A fact that Makhija caught a beautiful zoom-in shot.
Makhija and Jigmet Wangchuk, the cinematographers. It ensures that we are flies on the wall when Bhonsle lives everyday life in ‘Kholi’ that is dirty. We lived together with him in the room, with out-of-tune radio, crow on the verge of the threshold.
And a sense of hunching every minute. His daily work is almost like a ritual. Underlined by a long and unbroken Wangchuk shot. Bhonsle is part of the room as a gompo environment.
When the duo’s younger brother came to stay in the next room. He was closest to all forms of human contact.

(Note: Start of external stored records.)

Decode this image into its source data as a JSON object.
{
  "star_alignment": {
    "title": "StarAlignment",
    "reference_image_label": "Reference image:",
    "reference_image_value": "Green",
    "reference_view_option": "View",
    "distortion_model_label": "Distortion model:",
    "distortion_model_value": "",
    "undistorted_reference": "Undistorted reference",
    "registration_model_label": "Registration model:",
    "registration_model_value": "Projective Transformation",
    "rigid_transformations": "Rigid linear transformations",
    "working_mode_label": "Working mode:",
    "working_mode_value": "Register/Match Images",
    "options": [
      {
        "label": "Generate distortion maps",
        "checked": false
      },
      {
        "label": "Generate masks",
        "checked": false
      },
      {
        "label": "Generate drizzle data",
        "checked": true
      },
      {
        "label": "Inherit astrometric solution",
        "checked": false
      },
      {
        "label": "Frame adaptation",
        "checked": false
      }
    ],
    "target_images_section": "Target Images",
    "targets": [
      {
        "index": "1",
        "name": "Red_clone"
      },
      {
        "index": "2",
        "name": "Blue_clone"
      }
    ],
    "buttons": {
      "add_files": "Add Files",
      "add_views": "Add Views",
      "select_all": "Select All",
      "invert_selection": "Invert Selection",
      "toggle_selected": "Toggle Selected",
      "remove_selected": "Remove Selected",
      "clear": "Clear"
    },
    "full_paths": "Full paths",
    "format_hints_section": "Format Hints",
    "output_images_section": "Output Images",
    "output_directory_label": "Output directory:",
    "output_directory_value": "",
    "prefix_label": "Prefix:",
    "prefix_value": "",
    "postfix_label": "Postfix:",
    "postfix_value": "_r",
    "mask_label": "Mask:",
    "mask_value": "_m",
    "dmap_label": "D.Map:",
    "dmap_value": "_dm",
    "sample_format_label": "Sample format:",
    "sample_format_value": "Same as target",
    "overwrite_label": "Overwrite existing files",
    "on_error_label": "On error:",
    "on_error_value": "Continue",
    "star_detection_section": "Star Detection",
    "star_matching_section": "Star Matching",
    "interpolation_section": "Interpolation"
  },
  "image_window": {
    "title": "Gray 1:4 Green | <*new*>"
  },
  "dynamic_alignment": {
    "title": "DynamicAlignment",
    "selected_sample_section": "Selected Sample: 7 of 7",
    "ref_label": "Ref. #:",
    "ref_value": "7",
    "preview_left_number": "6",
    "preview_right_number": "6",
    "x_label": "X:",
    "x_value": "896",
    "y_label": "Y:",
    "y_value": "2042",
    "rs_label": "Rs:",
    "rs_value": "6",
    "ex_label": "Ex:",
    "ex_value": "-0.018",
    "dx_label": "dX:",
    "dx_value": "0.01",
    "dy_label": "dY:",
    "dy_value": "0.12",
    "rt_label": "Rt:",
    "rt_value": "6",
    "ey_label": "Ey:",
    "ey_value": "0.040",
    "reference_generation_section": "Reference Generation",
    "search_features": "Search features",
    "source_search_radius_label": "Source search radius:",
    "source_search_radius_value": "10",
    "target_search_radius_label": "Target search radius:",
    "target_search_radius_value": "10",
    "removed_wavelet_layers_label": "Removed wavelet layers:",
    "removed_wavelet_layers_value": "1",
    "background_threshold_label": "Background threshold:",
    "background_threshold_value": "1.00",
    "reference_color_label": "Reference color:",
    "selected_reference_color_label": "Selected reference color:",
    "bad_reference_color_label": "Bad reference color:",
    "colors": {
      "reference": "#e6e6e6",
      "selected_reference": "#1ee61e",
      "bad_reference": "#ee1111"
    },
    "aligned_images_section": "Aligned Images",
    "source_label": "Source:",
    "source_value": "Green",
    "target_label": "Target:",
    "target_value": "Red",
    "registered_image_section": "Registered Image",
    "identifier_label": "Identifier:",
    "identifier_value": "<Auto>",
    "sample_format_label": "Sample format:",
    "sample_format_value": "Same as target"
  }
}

They are ‘outsiders,’ migrants from Bihar. While he is an established ‘in’ person who is more respectful for wearing a khaki.
Like everyone, Sita (Ipshita Chakraborty Singh) gets a rub-off from Bhonsle too. Her remarks visit to her room gets muttered ‘Theek Hai’. From across the door that is partially opened. What starts as an interaction for self-preservation finally turns into an actual real relationship.
The world of Makhija is gray; There is no hero or criminal here. If the silence of Bhonsle as a migrant suffers, like its neighbor. It is burned at first; Vilas is also a victim of the situation. He rebelled against a class system that would not let him go. Beyond his station when he lived in high shadows.
The weight of the ambition will immediately bring in a disaster in the life of the residents of Chawl:
With Bhonsle forced to give up silence for life. When the dam broke, the results were very striking and malignant. Bajpayee had given us some depiction of lonely people in Aligarh and Galli Gulelyan.
Once again surprised when he became Bhonsle. In highly internalized performance. Every movement is taken into account. And does not require a line to deliver lonely Bhonsle.
A bit of his lip twitch, the eyes drooped; Even the way he stood – actor using his whole body. It gives us a portrait of a man who was very moving with the world around him.
In two hours, Bhonsle flows at its own pace because we will take us to the world that reflects our reality and is equally relevant to a few years ago when he won the audience at the film festival. Watch for some answers and many questions we have to ask. And, of course, for MasterClass about acting.